Jackie lives in Glasgow with her partner Allison. She has a varied background, including being a government economist, a political lobbyist, and running a pet shop. She started a mathematics PhD counting fish, and currently works with East Ayrshire Council, counting people.
- Toxic is her first crime novel, introducing DI Donna Davenport, and was shortlisted in the Yeovil Literary Prize before publication by ThunderPoint Publishing Ltd.
- The sequel, Shadows, was published in October 2017, and
- Her third book in the DI Davenport series (Run) will be published during 2019.
Jackie has appeared at crime writing festivals Newcastle Noir and Crime at the Castle, and regularly appears at Noir at the Bar events (including Edinburgh, Newcastle, Dundee and Dunfermline). She also forms part of the Dangerous Dames and Murder & Mayhem along with a number of other crime writers, and has appeared at events in libraries and bookstores across Scotland as part of these.
Facebook – Writer Jackie
Amazon page – Jackie McLean
In the Scottish university city of Dundee, life and all its complications are proceeding much the same as usual.
The recklessly brilliant DI Donna Davenport, struggling to hide a secret from police colleagues and get over the break-up with her partner, is in trouble with her boss for a fiery and inappropriate outburst to the press.
DI Evanton, an old-fashioned, hard-living misogynistic copper has been newly demoted for thumping a suspect, and transferred to Dundee with a final warning ringing in his ears and a reputation that precedes him.
And in the peaceful, rolling Tayside farmland a deadly store of MIC, the toxin that devastated Bhopal, is being illegally stored by a criminal gang smuggling the valuable substance necessary for making cheap pesticides.
An anonymous tip-off starts a desperate search for the MIC that is complicated by the uneasy partnership between Davenport and Evanton and their growing mistrust of each other’s actions.
Compelling and authentic, Toxic is a tense and fast paced crime thriller.
When DI Donna Davenport is called out to investigate a body washed up on Arbroath beach, it looks like a routine murder inquiry.

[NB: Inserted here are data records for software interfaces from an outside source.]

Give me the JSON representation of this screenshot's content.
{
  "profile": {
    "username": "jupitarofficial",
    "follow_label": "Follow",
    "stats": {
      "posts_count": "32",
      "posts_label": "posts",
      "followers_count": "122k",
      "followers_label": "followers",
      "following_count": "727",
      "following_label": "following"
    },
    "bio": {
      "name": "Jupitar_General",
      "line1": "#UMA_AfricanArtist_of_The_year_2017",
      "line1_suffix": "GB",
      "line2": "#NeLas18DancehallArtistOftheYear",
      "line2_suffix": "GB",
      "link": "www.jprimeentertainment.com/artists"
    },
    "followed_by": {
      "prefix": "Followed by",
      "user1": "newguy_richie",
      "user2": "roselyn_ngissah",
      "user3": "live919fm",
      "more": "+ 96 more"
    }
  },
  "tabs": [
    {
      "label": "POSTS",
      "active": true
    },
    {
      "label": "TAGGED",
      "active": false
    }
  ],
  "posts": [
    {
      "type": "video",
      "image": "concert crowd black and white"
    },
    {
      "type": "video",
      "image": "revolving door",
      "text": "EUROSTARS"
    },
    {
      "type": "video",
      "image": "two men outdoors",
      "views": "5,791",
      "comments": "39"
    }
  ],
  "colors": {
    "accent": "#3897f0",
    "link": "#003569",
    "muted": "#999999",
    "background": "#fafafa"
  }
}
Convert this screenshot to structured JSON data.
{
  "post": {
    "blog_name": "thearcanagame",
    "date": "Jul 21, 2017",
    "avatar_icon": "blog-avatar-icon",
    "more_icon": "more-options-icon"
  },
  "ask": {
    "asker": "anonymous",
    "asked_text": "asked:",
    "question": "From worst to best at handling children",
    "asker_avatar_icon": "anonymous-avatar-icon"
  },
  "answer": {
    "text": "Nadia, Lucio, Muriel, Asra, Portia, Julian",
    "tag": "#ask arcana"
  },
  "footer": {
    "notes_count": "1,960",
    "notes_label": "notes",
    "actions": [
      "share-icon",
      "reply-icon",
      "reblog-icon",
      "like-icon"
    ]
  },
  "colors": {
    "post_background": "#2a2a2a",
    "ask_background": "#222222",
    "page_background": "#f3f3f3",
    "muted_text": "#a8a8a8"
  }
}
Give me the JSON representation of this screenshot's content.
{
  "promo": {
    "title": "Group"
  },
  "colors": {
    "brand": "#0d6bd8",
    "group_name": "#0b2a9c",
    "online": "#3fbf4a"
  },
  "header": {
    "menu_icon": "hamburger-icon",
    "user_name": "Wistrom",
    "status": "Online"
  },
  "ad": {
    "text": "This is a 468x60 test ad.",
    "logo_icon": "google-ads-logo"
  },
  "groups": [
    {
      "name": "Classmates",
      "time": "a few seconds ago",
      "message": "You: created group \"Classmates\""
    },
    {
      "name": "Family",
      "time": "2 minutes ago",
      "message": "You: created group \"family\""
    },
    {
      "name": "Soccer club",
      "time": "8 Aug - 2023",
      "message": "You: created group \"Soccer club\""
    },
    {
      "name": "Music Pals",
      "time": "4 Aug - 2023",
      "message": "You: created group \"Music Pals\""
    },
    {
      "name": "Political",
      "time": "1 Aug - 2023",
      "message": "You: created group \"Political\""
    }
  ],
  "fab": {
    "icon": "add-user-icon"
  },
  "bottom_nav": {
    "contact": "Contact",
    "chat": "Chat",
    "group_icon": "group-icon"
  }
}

Then the enquiry take on a more sinister form.
There are similarities with a previous murder, and now a woman connected to them both has gone missing too. For Donna, this is becoming personal, and with the added pressure of feeling watched at every turn, she is convinced that Jonas Evanton has returned to seek his revenge on her for his downfall.
Fearing they may be looking for a serial killer, Donna and her new team are taken in a horrifying and unexpected direction. Because it’s not a serial killer – it’s worse.
Moving from Dundee to the south coast of Turkey and the Syrian border, this is a fast paced novel about those who live their lives in the shadows, and those who exploit them.